[Task instructions]:
Give the entries again, exactly as written.

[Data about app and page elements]
Content starts

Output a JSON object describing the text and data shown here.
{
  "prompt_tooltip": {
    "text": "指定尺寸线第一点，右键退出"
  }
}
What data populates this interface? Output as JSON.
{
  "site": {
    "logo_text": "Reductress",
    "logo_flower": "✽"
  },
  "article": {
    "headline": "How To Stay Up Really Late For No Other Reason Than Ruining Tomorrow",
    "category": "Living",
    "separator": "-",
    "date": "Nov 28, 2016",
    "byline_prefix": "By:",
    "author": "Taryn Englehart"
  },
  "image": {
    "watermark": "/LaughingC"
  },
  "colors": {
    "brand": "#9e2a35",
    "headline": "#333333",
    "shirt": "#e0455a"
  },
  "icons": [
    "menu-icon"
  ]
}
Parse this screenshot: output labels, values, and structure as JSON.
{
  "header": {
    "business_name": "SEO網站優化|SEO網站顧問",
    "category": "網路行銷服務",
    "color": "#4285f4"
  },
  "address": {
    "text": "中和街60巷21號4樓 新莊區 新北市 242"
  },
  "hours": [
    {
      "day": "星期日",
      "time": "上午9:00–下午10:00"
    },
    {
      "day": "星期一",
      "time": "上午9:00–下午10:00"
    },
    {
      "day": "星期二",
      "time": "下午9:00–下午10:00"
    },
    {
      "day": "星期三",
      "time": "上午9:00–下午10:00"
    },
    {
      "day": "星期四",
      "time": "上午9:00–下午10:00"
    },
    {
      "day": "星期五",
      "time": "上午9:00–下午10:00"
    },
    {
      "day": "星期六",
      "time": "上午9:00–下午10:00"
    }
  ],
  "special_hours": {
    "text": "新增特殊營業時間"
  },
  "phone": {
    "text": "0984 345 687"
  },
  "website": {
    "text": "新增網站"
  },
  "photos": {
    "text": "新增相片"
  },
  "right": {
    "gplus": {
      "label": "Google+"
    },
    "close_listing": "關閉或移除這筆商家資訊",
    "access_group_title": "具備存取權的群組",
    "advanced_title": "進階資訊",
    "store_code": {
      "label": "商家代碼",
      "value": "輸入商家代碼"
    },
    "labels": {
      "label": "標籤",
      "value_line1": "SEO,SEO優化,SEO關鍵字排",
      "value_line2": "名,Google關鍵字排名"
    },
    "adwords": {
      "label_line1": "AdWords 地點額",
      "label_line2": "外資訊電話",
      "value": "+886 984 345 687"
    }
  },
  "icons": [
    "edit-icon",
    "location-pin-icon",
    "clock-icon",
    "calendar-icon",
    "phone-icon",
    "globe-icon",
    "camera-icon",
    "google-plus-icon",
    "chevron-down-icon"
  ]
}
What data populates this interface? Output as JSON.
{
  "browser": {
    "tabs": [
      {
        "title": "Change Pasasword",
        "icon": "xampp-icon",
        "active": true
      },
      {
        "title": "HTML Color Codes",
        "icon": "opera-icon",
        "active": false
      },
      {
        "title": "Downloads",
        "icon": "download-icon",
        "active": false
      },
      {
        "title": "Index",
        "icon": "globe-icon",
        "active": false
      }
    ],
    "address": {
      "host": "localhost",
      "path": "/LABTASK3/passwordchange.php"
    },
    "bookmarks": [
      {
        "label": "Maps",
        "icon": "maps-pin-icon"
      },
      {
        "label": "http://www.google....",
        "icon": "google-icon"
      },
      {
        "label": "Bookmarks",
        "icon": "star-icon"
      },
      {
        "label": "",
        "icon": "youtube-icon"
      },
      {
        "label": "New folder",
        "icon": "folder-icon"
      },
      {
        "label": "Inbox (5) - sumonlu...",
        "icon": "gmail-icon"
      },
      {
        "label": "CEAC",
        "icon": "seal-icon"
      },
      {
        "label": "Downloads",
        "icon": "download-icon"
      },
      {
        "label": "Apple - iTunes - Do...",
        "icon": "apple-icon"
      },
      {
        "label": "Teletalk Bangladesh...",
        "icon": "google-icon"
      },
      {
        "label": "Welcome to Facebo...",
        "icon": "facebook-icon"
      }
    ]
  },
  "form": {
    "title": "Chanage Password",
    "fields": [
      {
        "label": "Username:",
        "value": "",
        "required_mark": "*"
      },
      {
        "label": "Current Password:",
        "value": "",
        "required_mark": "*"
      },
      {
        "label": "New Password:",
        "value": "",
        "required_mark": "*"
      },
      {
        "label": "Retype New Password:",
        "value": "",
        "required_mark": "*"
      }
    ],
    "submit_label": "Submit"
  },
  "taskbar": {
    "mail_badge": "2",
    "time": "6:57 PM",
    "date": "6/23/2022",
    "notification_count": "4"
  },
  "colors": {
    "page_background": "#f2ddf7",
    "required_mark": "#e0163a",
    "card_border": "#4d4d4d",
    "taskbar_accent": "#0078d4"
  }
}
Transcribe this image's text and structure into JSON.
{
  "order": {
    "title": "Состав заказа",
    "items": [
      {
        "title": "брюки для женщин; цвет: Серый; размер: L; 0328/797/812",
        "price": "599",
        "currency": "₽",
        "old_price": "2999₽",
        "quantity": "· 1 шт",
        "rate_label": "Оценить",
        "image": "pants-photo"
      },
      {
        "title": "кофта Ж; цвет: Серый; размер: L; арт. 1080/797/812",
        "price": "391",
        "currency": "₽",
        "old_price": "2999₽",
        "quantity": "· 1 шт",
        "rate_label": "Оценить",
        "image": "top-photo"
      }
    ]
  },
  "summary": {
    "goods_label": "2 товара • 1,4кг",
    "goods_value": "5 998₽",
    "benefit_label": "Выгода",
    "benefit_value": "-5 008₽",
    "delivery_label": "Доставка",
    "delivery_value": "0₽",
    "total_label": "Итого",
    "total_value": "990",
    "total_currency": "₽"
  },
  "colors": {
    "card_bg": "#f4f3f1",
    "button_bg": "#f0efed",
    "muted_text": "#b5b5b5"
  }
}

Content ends

[Answer for the task]:
Output a JSON object describing the text and data shown here.
{
  "prompt_tooltip": {
    "text": "指定尺寸线第一点，右键退出"
  }
}
What data populates this interface? Output as JSON.
{
  "site": {
    "logo_text": "Reductress",
    "logo_flower": "✽"
  },
  "article": {
    "headline": "How To Stay Up Really Late For No Other Reason Than Ruining Tomorrow",
    "category": "Living",
    "separator": "-",
    "date": "Nov 28, 2016",
    "byline_prefix": "By:",
    "author": "Taryn Englehart"
  },
  "image": {
    "watermark": "/LaughingC"
  },
  "colors": {
    "brand": "#9e2a35",
    "headline": "#333333",
    "shirt": "#e0455a"
  },
  "icons": [
    "menu-icon"
  ]
}
Parse this screenshot: output labels, values, and structure as JSON.
{
  "header": {
    "business_name": "SEO網站優化|SEO網站顧問",
    "category": "網路行銷服務",
    "color": "#4285f4"
  },
  "address": {
    "text": "中和街60巷21號4樓 新莊區 新北市 242"
  },
  "hours": [
    {
      "day": "星期日",
      "time": "上午9:00–下午10:00"
    },
    {
      "day": "星期一",
      "time": "上午9:00–下午10:00"
    },
    {
      "day": "星期二",
      "time": "下午9:00–下午10:00"
    },
    {
      "day": "星期三",
      "time": "上午9:00–下午10:00"
    },
    {
      "day": "星期四",
      "time": "上午9:00–下午10:00"
    },
    {
      "day": "星期五",
      "time": "上午9:00–下午10:00"
    },
    {
      "day": "星期六",
      "time": "上午9:00–下午10:00"
    }
  ],
  "special_hours": {
    "text": "新增特殊營業時間"
  },
  "phone": {
    "text": "0984 345 687"
  },
  "website": {
    "text": "新增網站"
  },
  "photos": {
    "text": "新增相片"
  },
  "right": {
    "gplus": {
      "label": "Google+"
    },
    "close_listing": "關閉或移除這筆商家資訊",
    "access_group_title": "具備存取權的群組",
    "advanced_title": "進階資訊",
    "store_code": {
      "label": "商家代碼",
      "value": "輸入商家代碼"
    },
    "labels": {
      "label": "標籤",
      "value_line1": "SEO,SEO優化,SEO關鍵字排",
      "value_line2": "名,Google關鍵字排名"
    },
    "adwords": {
      "label_line1": "AdWords 地點額",
      "label_line2": "外資訊電話",
      "value": "+886 984 345 687"
    }
  },
  "icons": [
    "edit-icon",
    "location-pin-icon",
    "clock-icon",
    "calendar-icon",
    "phone-icon",
    "globe-icon",
    "camera-icon",
    "google-plus-icon",
    "chevron-down-icon"
  ]
}
What data populates this interface? Output as JSON.
{
  "browser": {
    "tabs": [
      {
        "title": "Change Pasasword",
        "icon": "xampp-icon",
        "active": true
      },
      {
        "title": "HTML Color Codes",
        "icon": "opera-icon",
        "active": false
      },
      {
        "title": "Downloads",
        "icon": "download-icon",
        "active": false
      },
      {
        "title": "Index",
        "icon": "globe-icon",
        "active": false
      }
    ],
    "address": {
      "host": "localhost",
      "path": "/LABTASK3/passwordchange.php"
    },
    "bookmarks": [
      {
        "label": "Maps",
        "icon": "maps-pin-icon"
      },
      {
        "label": "http://www.google....",
        "icon": "google-icon"
      },
      {
        "label": "Bookmarks",
        "icon": "star-icon"
      },
      {
        "label": "",
        "icon": "youtube-icon"
      },
      {
        "label": "New folder",
        "icon": "folder-icon"
      },
      {
        "label": "Inbox (5) - sumonlu...",
        "icon": "gmail-icon"
      },
      {
        "label": "CEAC",
        "icon": "seal-icon"
      },
      {
        "label": "Downloads",
        "icon": "download-icon"
      },
      {
        "label": "Apple - iTunes - Do...",
        "icon": "apple-icon"
      },
      {
        "label": "Teletalk Bangladesh...",
        "icon": "google-icon"
      },
      {
        "label": "Welcome to Facebo...",
        "icon": "facebook-icon"
      }
    ]
  },
  "form": {
    "title": "Chanage Password",
    "fields": [
      {
        "label": "Username:",
        "value": "",
        "required_mark": "*"
      },
      {
        "label": "Current Password:",
        "value": "",
        "required_mark": "*"
      },
      {
        "label": "New Password:",
        "value": "",
        "required_mark": "*"
      },
      {
        "label": "Retype New Password:",
        "value": "",
        "required_mark": "*"
      }
    ],
    "submit_label": "Submit"
  },
  "taskbar": {
    "mail_badge": "2",
    "time": "6:57 PM",
    "date": "6/23/2022",
    "notification_count": "4"
  },
  "colors": {
    "page_background": "#f2ddf7",
    "required_mark": "#e0163a",
    "card_border": "#4d4d4d",
    "taskbar_accent": "#0078d4"
  }
}
Transcribe this image's text and structure into JSON.
{
  "order": {
    "title": "Состав заказа",
    "items": [
      {
        "title": "брюки для женщин; цвет: Серый; размер: L; 0328/797/812",
        "price": "599",
        "currency": "₽",
        "old_price": "2999₽",
        "quantity": "· 1 шт",
        "rate_label": "Оценить",
        "image": "pants-photo"
      },
      {
        "title": "кофта Ж; цвет: Серый; размер: L; арт. 1080/797/812",
        "price": "391",
        "currency": "₽",
        "old_price": "2999₽",
        "quantity": "· 1 шт",
        "rate_label": "Оценить",
        "image": "top-photo"
      }
    ]
  },
  "summary": {
    "goods_label": "2 товара • 1,4кг",
    "goods_value": "5 998₽",
    "benefit_label": "Выгода",
    "benefit_value": "-5 008₽",
    "delivery_label": "Доставка",
    "delivery_value": "0₽",
    "total_label": "Итого",
    "total_value": "990",
    "total_currency": "₽"
  },
  "colors": {
    "card_bg": "#f4f3f1",
    "button_bg": "#f0efed",
    "muted_text": "#b5b5b5"
  }
}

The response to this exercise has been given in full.